The same point could be made on the question of COVID elimination, which, however, the WEF chooses to evade. It does not even approach an explanation for the policy of mass infection pursued by governments all over the world because that would mean touching on the “holy of holies”— capitalist property relations, on which the global economy is based, and which make impossible the application of science where it conflicts with the interests of private profit.
Summing up the situation, the report says that present and future risks
interact with each other to form a “polycrisis”—a cluster of related global risks with compounding effects, such that the overall impact exceeds the sum of each part.
Or, as the World Socialist Web Site’s New Year Perspective explains, the crisis of capitalism has reached a “critical mass.” That perspective makes another decisive point—that the actions of capitalist governments are increasingly irrational, and instead of alleviating the crisis, intensify it.
The same point is made in another way in the conclusion of the WEF report:
Without minimising the need for an effective response, the over-prioritisation of current challenges can quickly descend into a doom-loop of continuous global shocks, whereby resources are absorbed by crisis management, rather than directed to preparedness for future risks. Complex challenges cannot be solved by short-term decision-making—and yet long-term thinking alone is insufficient in the face of currently unfolding crises.
The image comes to mind of the boy rushing to put his finger in the dyke as the whole structure gives way to the flood.
Anyone still labouring under the illusion that the ruling classes have some progressive solution to the deepening crisis should read the concluding paragraph.
There we find the following:
In a complex risks outlook, there must be a better balance between national preparedness and global cooperation. We need to act together, to shape a pathway out of cascading crises and build collective preparedness to the next global shock, whatever form it might take. Leaders must embrace complexity and act on a balanced vision to create a stronger, prosperous shared future.
In other words, the ruling elites, above all the oligarchs gathered at Davos with a collective wealth of trillions of dollars, whose actions over decades have led to an existential crisis for humankind, are somehow to turn on a dime and lead the way out of the disaster.
In fact, they have no policies to halt the deepening catastrophe, nor can they develop any, because, in the final analysis, it is rooted not in their psyche, but in the objective contradictions of the capitalist mode of production, which they defend above all else.
The capitalist ruling classes, and their political representatives, are the chief obstacles to human progress.

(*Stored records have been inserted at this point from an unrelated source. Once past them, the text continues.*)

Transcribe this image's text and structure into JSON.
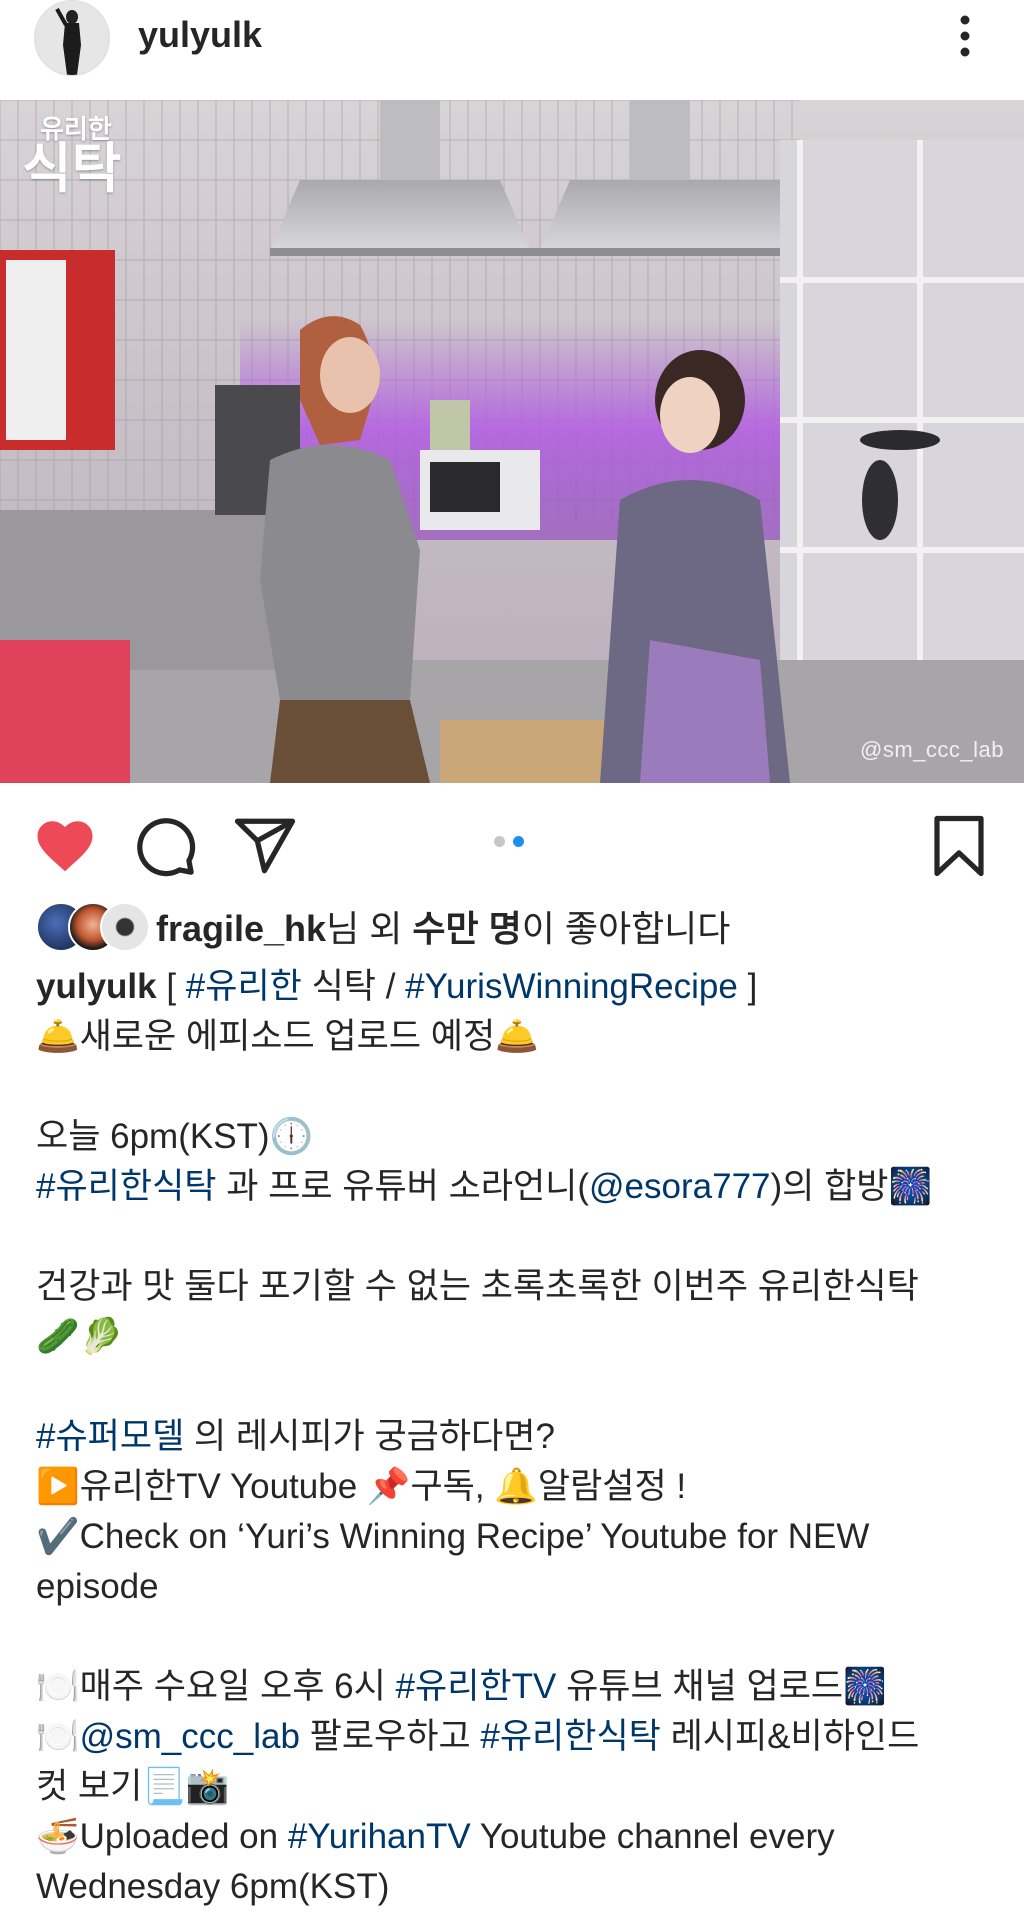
{
  "header": {
    "username": "yulyulk",
    "more_icon": "more-vertical-icon"
  },
  "photo": {
    "logo_small": "유리한",
    "logo_big": "식탁",
    "watermark": "@sm_ccc_lab"
  },
  "actions": {
    "like_icon": "heart-filled-icon",
    "comment_icon": "comment-icon",
    "share_icon": "send-icon",
    "save_icon": "bookmark-icon",
    "carousel": {
      "count": 2,
      "active_index": 1
    },
    "colors": {
      "liked": "#ed4956",
      "dot_active": "#1f8ef1",
      "dot_inactive": "#c7c7c7",
      "link": "#00376b"
    }
  },
  "likes": {
    "user": "fragile_hk",
    "mid": "님 외 ",
    "count": "수만 명",
    "suffix": "이 좋아합니다"
  },
  "caption": {
    "l1_user": "yulyulk",
    "l1_a": " [ ",
    "l1_tag1": "#유리한",
    "l1_b": " 식탁 / ",
    "l1_tag2": "#YurisWinningRecipe",
    "l1_c": " ]",
    "l2": "🛎️새로운 에피소드 업로드 예정🛎️",
    "l3": "오늘 6pm(KST)🕕",
    "l4_tag": "#유리한식탁",
    "l4_a": " 과 프로 유튜버 소라언니(",
    "l4_mention": "@esora777",
    "l4_b": ")의 합방🎆",
    "l5": "건강과 맛 둘다 포기할 수 없는 초록초록한 이번주 유리한식탁",
    "l6": "🥒🥬",
    "l7_tag": "#슈퍼모델",
    "l7_a": " 의 레시피가 궁금하다면?",
    "l8": "▶️유리한TV Youtube 📌구독, 🔔알람설정 !",
    "l9": "✔️Check on ‘Yuri’s Winning Recipe’ Youtube for NEW",
    "l10": "episode",
    "l11_a": "🍽️매주 수요일 오후 6시 ",
    "l11_tag": "#유리한TV",
    "l11_b": " 유튜브 채널 업로드🎆",
    "l12_a": "🍽️",
    "l12_mention": "@sm_ccc_lab",
    "l12_b": " 팔로우하고 ",
    "l12_tag": "#유리한식탁",
    "l12_c": " 레시피&비하인드",
    "l13": "컷 보기📃📸",
    "l14_a": "🍜Uploaded on ",
    "l14_tag": "#YurihanTV",
    "l14_b": " Youtube channel every",
    "l15": "Wednesday 6pm(KST)"
  }
}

But that does not mean they have no program. They do. It is to place the full burden of the crisis of their system on the backs of the working class and oppressed masses.
They are condemned by history, but are still a living social force, with vast resources and centuries of counterrevolutionary political experience. The way forward does not lie in appeals for them to change course, but in summoning the power of an even greater social force—the international working class—to remove them.

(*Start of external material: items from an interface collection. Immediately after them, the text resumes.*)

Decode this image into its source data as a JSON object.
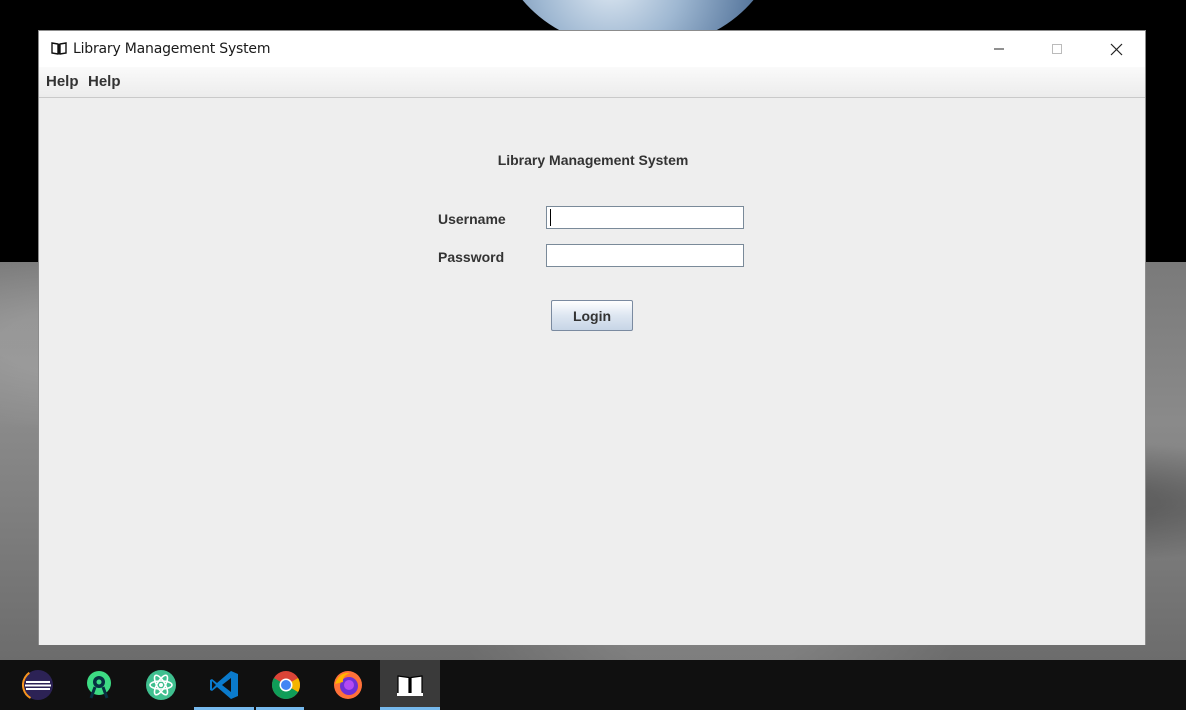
{
  "window": {
    "title": "Library Management System",
    "menu": [
      "Help",
      "Help"
    ]
  },
  "form": {
    "heading": "Library Management System",
    "username_label": "Username",
    "username_value": "",
    "password_label": "Password",
    "password_value": "",
    "login_label": "Login"
  },
  "taskbar": {
    "apps": [
      {
        "icon": "eclipse-icon",
        "state": "normal"
      },
      {
        "icon": "android-studio-icon",
        "state": "normal"
      },
      {
        "icon": "atom-icon",
        "state": "normal"
      },
      {
        "icon": "vscode-icon",
        "state": "running"
      },
      {
        "icon": "chrome-icon",
        "state": "running"
      },
      {
        "icon": "firefox-icon",
        "state": "normal"
      },
      {
        "icon": "library-app-icon",
        "state": "active"
      }
    ]
  },
  "colors": {
    "window_bg": "#eeeeee",
    "taskbar_bg": "#101010",
    "running_indicator": "#76b9ed"
  }
}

But for that enormous power to become transformed from potentiality to actuality, the working class must be armed with a clearly worked out program, grounded on the historically developed program and strategic lessons extracted by the world Trotskyist movement, represented today solely by the International Committee of the Fourth International, over the course of a century of unrelenting political and theoretical struggle.

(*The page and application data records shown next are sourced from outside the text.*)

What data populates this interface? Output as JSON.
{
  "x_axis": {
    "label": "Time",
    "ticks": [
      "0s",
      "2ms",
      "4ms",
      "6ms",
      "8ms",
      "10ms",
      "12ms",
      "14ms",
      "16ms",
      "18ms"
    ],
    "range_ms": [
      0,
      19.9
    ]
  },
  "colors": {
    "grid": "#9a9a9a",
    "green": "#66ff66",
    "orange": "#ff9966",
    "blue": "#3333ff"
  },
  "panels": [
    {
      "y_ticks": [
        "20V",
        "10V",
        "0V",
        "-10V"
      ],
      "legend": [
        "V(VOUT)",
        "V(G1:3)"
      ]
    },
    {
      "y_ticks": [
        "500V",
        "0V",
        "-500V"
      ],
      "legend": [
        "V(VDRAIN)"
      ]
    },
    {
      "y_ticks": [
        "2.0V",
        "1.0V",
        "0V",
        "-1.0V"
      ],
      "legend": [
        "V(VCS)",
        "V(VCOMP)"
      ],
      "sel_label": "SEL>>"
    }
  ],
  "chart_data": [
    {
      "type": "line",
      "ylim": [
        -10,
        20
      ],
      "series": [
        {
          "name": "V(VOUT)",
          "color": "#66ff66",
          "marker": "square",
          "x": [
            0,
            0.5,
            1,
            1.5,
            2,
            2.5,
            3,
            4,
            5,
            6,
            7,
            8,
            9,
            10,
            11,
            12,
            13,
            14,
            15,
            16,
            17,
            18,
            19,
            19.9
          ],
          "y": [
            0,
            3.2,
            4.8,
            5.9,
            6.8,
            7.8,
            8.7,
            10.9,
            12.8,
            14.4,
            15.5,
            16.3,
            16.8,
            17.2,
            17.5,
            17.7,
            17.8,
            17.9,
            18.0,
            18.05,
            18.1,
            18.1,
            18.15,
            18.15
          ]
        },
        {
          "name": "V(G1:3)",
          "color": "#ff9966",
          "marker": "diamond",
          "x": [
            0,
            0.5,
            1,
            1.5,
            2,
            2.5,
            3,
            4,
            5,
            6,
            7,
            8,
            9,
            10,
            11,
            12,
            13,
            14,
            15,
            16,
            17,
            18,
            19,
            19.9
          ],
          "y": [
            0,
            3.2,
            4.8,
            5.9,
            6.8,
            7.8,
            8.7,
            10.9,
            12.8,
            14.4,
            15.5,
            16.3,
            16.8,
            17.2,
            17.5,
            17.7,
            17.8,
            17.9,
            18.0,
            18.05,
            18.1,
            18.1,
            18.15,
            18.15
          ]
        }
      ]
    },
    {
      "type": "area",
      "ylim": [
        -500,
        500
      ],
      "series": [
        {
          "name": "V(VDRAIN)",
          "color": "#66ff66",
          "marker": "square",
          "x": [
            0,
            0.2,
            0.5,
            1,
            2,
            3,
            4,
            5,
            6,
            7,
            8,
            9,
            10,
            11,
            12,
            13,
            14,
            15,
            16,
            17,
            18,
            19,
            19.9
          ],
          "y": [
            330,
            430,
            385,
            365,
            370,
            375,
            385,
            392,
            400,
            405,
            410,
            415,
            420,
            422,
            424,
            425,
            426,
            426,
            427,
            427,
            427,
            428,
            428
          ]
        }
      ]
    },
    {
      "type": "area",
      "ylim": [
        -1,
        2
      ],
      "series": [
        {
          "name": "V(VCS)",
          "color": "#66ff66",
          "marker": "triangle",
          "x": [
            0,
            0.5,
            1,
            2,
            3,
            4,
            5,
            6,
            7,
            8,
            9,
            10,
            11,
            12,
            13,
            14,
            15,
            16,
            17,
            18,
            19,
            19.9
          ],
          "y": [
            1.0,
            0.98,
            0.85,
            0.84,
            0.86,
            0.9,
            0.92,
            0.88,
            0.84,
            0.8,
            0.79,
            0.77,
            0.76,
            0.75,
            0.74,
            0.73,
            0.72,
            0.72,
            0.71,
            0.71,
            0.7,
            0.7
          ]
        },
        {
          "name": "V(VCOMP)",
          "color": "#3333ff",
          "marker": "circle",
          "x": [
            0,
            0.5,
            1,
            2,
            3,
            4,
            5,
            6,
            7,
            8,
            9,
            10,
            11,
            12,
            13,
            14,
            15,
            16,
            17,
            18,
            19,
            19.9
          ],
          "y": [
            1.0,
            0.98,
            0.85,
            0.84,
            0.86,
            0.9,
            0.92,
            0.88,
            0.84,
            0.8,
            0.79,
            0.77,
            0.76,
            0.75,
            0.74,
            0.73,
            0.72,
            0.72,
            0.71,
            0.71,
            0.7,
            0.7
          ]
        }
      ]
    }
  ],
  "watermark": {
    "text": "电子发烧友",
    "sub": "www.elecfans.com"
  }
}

The conclusion is a simple one. As the New Year’s Perspective of the WSWS outlined, the future of humanity depends on the triumph of socialism, and the achievement of this necessary objective depends on the building of the ICFI as the world party of socialist revolution.